*PROVIDED RECORDS:*
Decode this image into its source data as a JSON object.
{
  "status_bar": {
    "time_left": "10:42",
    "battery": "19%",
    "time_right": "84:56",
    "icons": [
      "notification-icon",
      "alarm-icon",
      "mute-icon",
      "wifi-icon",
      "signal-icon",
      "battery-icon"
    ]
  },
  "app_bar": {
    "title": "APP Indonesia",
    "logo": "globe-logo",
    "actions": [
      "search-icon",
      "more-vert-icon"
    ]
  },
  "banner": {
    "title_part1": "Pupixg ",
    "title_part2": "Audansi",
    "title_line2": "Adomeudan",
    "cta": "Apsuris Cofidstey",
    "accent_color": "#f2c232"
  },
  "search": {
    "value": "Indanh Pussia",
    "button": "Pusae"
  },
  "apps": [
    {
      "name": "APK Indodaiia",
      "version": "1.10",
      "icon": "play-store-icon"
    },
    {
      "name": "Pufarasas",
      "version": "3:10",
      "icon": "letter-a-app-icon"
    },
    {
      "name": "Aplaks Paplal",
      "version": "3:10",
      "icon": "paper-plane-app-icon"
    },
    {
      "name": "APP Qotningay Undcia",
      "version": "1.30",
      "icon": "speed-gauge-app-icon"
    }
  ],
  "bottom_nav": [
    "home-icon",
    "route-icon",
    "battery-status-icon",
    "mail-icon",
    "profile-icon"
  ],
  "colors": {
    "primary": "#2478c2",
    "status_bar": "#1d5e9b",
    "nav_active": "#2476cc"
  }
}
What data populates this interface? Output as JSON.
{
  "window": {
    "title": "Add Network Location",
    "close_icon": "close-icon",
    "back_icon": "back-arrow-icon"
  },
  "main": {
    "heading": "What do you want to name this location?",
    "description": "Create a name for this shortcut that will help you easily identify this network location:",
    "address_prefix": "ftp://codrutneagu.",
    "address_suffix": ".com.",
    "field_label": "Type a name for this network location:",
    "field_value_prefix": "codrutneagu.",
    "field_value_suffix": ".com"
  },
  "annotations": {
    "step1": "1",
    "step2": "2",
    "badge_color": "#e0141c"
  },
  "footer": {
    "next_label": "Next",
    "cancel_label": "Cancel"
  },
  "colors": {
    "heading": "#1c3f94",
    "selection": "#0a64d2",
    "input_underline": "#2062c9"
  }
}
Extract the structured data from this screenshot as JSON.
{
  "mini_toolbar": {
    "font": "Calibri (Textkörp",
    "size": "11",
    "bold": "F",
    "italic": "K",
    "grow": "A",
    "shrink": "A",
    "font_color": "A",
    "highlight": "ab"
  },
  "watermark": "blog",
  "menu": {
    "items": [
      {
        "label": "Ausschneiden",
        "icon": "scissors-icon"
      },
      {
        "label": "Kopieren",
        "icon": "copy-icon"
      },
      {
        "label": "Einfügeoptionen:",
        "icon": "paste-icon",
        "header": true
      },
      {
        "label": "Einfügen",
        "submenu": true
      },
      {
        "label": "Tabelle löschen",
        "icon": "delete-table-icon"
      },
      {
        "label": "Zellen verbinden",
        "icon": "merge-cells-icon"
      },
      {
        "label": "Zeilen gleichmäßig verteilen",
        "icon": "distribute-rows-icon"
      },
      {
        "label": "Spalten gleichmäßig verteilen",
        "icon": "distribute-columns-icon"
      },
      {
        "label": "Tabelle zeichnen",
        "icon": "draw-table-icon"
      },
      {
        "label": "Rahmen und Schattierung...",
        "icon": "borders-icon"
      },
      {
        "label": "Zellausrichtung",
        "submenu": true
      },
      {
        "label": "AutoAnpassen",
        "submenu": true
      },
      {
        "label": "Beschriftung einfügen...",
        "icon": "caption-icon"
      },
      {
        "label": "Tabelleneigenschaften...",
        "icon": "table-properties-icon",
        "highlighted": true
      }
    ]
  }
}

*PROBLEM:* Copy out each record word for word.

*PROBLEM SOLUTION:*
Decode this image into its source data as a JSON object.
{
  "status_bar": {
    "time_left": "10:42",
    "battery": "19%",
    "time_right": "84:56",
    "icons": [
      "notification-icon",
      "alarm-icon",
      "mute-icon",
      "wifi-icon",
      "signal-icon",
      "battery-icon"
    ]
  },
  "app_bar": {
    "title": "APP Indonesia",
    "logo": "globe-logo",
    "actions": [
      "search-icon",
      "more-vert-icon"
    ]
  },
  "banner": {
    "title_part1": "Pupixg ",
    "title_part2": "Audansi",
    "title_line2": "Adomeudan",
    "cta": "Apsuris Cofidstey",
    "accent_color": "#f2c232"
  },
  "search": {
    "value": "Indanh Pussia",
    "button": "Pusae"
  },
  "apps": [
    {
      "name": "APK Indodaiia",
      "version": "1.10",
      "icon": "play-store-icon"
    },
    {
      "name": "Pufarasas",
      "version": "3:10",
      "icon": "letter-a-app-icon"
    },
    {
      "name": "Aplaks Paplal",
      "version": "3:10",
      "icon": "paper-plane-app-icon"
    },
    {
      "name": "APP Qotningay Undcia",
      "version": "1.30",
      "icon": "speed-gauge-app-icon"
    }
  ],
  "bottom_nav": [
    "home-icon",
    "route-icon",
    "battery-status-icon",
    "mail-icon",
    "profile-icon"
  ],
  "colors": {
    "primary": "#2478c2",
    "status_bar": "#1d5e9b",
    "nav_active": "#2476cc"
  }
}
What data populates this interface? Output as JSON.
{
  "window": {
    "title": "Add Network Location",
    "close_icon": "close-icon",
    "back_icon": "back-arrow-icon"
  },
  "main": {
    "heading": "What do you want to name this location?",
    "description": "Create a name for this shortcut that will help you easily identify this network location:",
    "address_prefix": "ftp://codrutneagu.",
    "address_suffix": ".com.",
    "field_label": "Type a name for this network location:",
    "field_value_prefix": "codrutneagu.",
    "field_value_suffix": ".com"
  },
  "annotations": {
    "step1": "1",
    "step2": "2",
    "badge_color": "#e0141c"
  },
  "footer": {
    "next_label": "Next",
    "cancel_label": "Cancel"
  },
  "colors": {
    "heading": "#1c3f94",
    "selection": "#0a64d2",
    "input_underline": "#2062c9"
  }
}
Extract the structured data from this screenshot as JSON.
{
  "mini_toolbar": {
    "font": "Calibri (Textkörp",
    "size": "11",
    "bold": "F",
    "italic": "K",
    "grow": "A",
    "shrink": "A",
    "font_color": "A",
    "highlight": "ab"
  },
  "watermark": "blog",
  "menu": {
    "items": [
      {
        "label": "Ausschneiden",
        "icon": "scissors-icon"
      },
      {
        "label": "Kopieren",
        "icon": "copy-icon"
      },
      {
        "label": "Einfügeoptionen:",
        "icon": "paste-icon",
        "header": true
      },
      {
        "label": "Einfügen",
        "submenu": true
      },
      {
        "label": "Tabelle löschen",
        "icon": "delete-table-icon"
      },
      {
        "label": "Zellen verbinden",
        "icon": "merge-cells-icon"
      },
      {
        "label": "Zeilen gleichmäßig verteilen",
        "icon": "distribute-rows-icon"
      },
      {
        "label": "Spalten gleichmäßig verteilen",
        "icon": "distribute-columns-icon"
      },
      {
        "label": "Tabelle zeichnen",
        "icon": "draw-table-icon"
      },
      {
        "label": "Rahmen und Schattierung...",
        "icon": "borders-icon"
      },
      {
        "label": "Zellausrichtung",
        "submenu": true
      },
      {
        "label": "AutoAnpassen",
        "submenu": true
      },
      {
        "label": "Beschriftung einfügen...",
        "icon": "caption-icon"
      },
      {
        "label": "Tabelleneigenschaften...",
        "icon": "table-properties-icon",
        "highlighted": true
      }
    ]
  }
}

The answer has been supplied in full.